The Obama administration continues to say it has the option of using military force to stop Iran from getting a nuclear weapon, should diplomacy fail. It does not provide details publicly, but military officials acknowledge that the most likely form of U.S. attack would be aerial bombing of Iranian nuclear facilities, some of which are deep underground. Iran has a substantial air defense system. But Obama says U.S. warplanes could still penetrate Iranian airspace. Still, senior Pentagon leaders have publicly stressed the limitations of bombing, saying it likely would delay Iran's development of a bomb by no more than three years while strengthening its inclination to covertly go nuclear.

more sanctions?

It seems the world is not prepared to truly bring Iran to its knees by shutting off the flow of capital and goods. That would involve an expensive and politically explosive land and sea blockade as well as a militarily enforced no-fly zone across a country 2 ½ times the size of Texas. That leaves tougher sanctions as the only realistic way to pressure Tehran economically. But even that could be a tough sell outside the U.S. The Iranian people who would suffer are largely captive, and some countries, like China, India and Japan, still depend on diminished but still significant exports of Iranian oil.

Is there a DIFFERENT PROCESS available?

After the initial recriminations, both sides are likely to look for ways to salvage the progress made over the past two years in reducing tensions and lowering the chance of a new Mideast war over Iran's nuclear program. Iran may be ready to resume talks if alternatives arise to physical inspection of the non-nuclear sites.


The Iranians are unlikely to go all the way, but could push to reach "threshold" status. Iranian officials insist they do not intend to build a nuclear weapon, and there is a "fatwa," an Islamic ruling, against the very idea by the country's top leader, Ayatollah Ali Khamenei. Yet Tehran's bomb-making ability has grown. With no talks constraining Iran, it is likely to resume enriching uranium, which Tehran froze early last year. Iran is years away from the expertise needed not only to develop a working warhead but to be able to mount it on a powerful enough missile.

WHAT WOULD HAPPEN If Iran had a bomb?
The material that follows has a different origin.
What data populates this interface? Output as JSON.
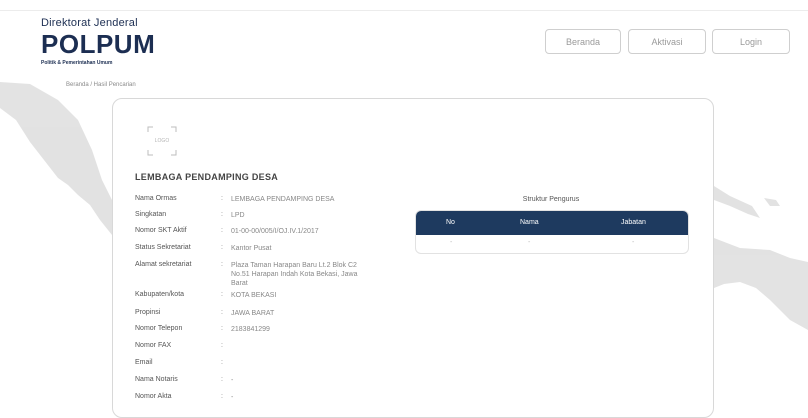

If Iran — which is emerging as the top Shiite power in the Middle East — does become a threshold nuclear weapons state, a domino effect seems likely. Sunni Saudi Arabia — with the oil wealth to buy much of the nuclear prowess that Iran has labored to produce — has hinted it would feel compelled to acquire the same status. Egypt could also follow suit.

Associated Press